In a binder, Huff’s sister, Rita Tanner, wife of Elyria City Councilman Larry Tanner, D-1st Ward, keeps close at hand, the identification work is chronicled in great detail.
There are photos of Huff’s dental remains, several chest X-rays as well as his skeleton — although several bones, including his hyoid, right femur and some vertebra, ribs and hand and foot bones were never found.
There also were photos of his dog tags, corroded in some areas and his cloth personal effects bag, which was torn and tattered when it found decades ago.
Understandably, Tanner said this Veterans Day has much more significance for her family because it’s the first one she can celebrate knowing where her older brother is resting.
“Even today, I look on the Internet and see the names of hundreds of soldiers who never came home, like Bud did, and to their families I would say, ‘Don’t give up hope,’ ” she said. “Look what happened to us. There is always a chance they will come home.”
The story of Huff’s death is told in a very factual way within the documents Tanner shared.
The young Marine died from a gunshot or shrapnel wound.

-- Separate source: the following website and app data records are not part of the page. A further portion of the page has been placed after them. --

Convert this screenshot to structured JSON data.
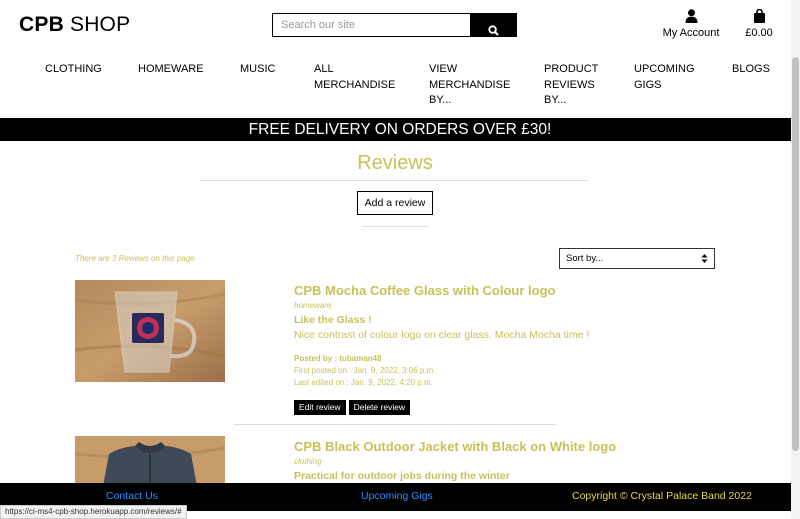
{
  "header": {
    "brand_bold": "CPB",
    "brand_rest": " SHOP",
    "search_placeholder": "Search our site",
    "account_label": "My Account",
    "bag_total": "£0.00"
  },
  "nav": {
    "items": [
      {
        "label": "CLOTHING"
      },
      {
        "label": "HOMEWARE"
      },
      {
        "label": "MUSIC"
      },
      {
        "label": "ALL MERCHANDISE"
      },
      {
        "label": "VIEW MERCHANDISE BY..."
      },
      {
        "label": "PRODUCT REVIEWS BY..."
      },
      {
        "label": "UPCOMING GIGS"
      },
      {
        "label": "BLOGS"
      }
    ]
  },
  "banner": {
    "text": "FREE DELIVERY ON ORDERS OVER £30!"
  },
  "main": {
    "title": "Reviews",
    "add_review_label": "Add a review",
    "count_text": "There are 3 Reviews on this page",
    "sort_label": "Sort by..."
  },
  "reviews": [
    {
      "product": "CPB Mocha Coffee Glass with Colour logo",
      "category": "homeware",
      "headline": "Like the Glass !",
      "body": "Nice contrast of colour logo on clear glass. Mocha Mocha time !",
      "posted_by": "Posted by : tubaman48",
      "first_posted": "First posted on : Jan. 9, 2022, 3:06 p.m.",
      "last_edited": "Last edited on : Jan. 9, 2022, 4:20 p.m.",
      "edit_label": "Edit review",
      "delete_label": "Delete review"
    },
    {
      "product": "CPB Black Outdoor Jacket with Black on White logo",
      "category": "clothing",
      "headline": "Practical for outdoor jobs during the winter"
    }
  ],
  "footer": {
    "contact": "Contact Us",
    "gigs": "Upcoming Gigs",
    "copyright": "Copyright © Crystal Palace Band 2022"
  },
  "status_url": "https://ci-ms4-cpb-shop.herokuapp.com/reviews/#",
  "colors": {
    "accent": "#c9c05a",
    "link": "#2b8fff",
    "footer_text": "#e6d84a",
    "banner_bg": "#000000"
  }
}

His body was buried near the village of Yudamn-ni.
In September 1954, Chinese forces returned 25 boxes of remains recovered in the vicinity of the Chosin Reservoir — 19 of which were later identified as the remains of Marines killed in that battle.
However, the remains in the other boxes could not be identified in 1954 and they were buried with their identities unknown.

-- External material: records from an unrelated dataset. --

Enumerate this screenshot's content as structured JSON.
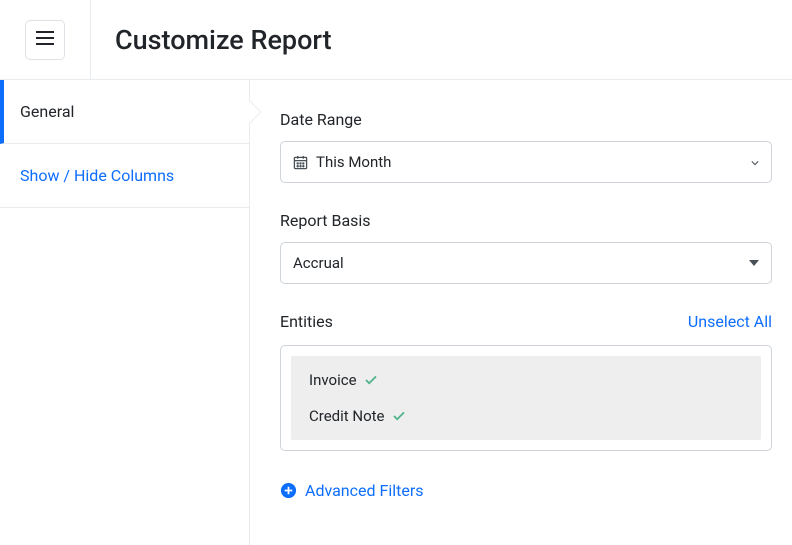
{
  "header": {
    "title": "Customize Report"
  },
  "sidebar": {
    "items": [
      {
        "label": "General",
        "active": true
      },
      {
        "label": "Show / Hide Columns",
        "active": false
      }
    ]
  },
  "main": {
    "date_range": {
      "label": "Date Range",
      "value": "This Month"
    },
    "report_basis": {
      "label": "Report Basis",
      "value": "Accrual"
    },
    "entities": {
      "label": "Entities",
      "unselect_label": "Unselect All",
      "items": [
        {
          "label": "Invoice",
          "checked": true
        },
        {
          "label": "Credit Note",
          "checked": true
        }
      ]
    },
    "advanced_filters_label": "Advanced Filters"
  }
}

Earlier this year, the remains were exhumed for reanalysis, and anthropologists matched several points on a series of chest X-rays taken before Huff enlisted and after his death.
But the chest X-rays were not the only tests scientists performed — a more conclusive match was needed. According to the identification record, the CIL staff also compared dental records.
However, mitochondrial DNA analysis — the most common used in FBI laboratories for identification — could not be used to identify Huff.
“To date, no Korean Ward unknown remained exhumed from the NMCP have yielded verifiable mtDNA sequence data,” Huff’s identification record explained. “The presence of embalming chemicals on remains from this era is the suspected reason.”
The final pages of the report illustrate how the military had long hoped to identify him.
There, a copy of a handwritten letter from Huff’s mother is enclosed. She appears to have written the letter in response to a request for information about Huff’s medical history from a military official in Washington, D.C.
Unfortunately, Mrs. Huff said she couldn’t help the military when she penned the letter in July 1955 — her son had rarely been to the doctor or dentist before enlisting.
Bud Huff was born in 1930 and grew up in Hinckley Township with his eight siblings. He graduated from Hinckley High School in 1948.
According to his obituary, he played basketball in his school and loved to go horseback riding. He played baseball for a Hinckley team and was a member of the Hinckley Volunteer Fire Department.
Huff was buried in the Ohio Western Reserve National Cemetery in Rittman with full military honors in mid-August.
Standing on the green lawn of the cemetery just a stone’s throw from her brother’s grave among white tombstones bearing the names of other military casualties was a surreal feeling, Rita Tanner said.
She was just 9 when her older brother left for military service. He died a month after her 10th birthday.
“I don’t remember a whole lot about him. My mother kept his photos and Purple Heart until the day she died, and she always wondered where he was,” she said. “We lived day by day and you get kind of used to it and live with it. But the day we were at the airport and they took his casket off the plane was when it hit it. He actually came home.”
For Veterans Day, Tanner said the family will visit Huff’s grave and lay a wreath beside his tombstone. It’s the first time they have ever been able to do so.
“Now, there is closure for the family at least,” she said.
Huff is survived by his siblings, Richard, Barbara (Joseph) Buehner, Rita (Larry) Tanner, Ronald (Sharon) and Robert (Jacki) as well as many loving nieces, great-nieces, nephews, great-nephews and extended family.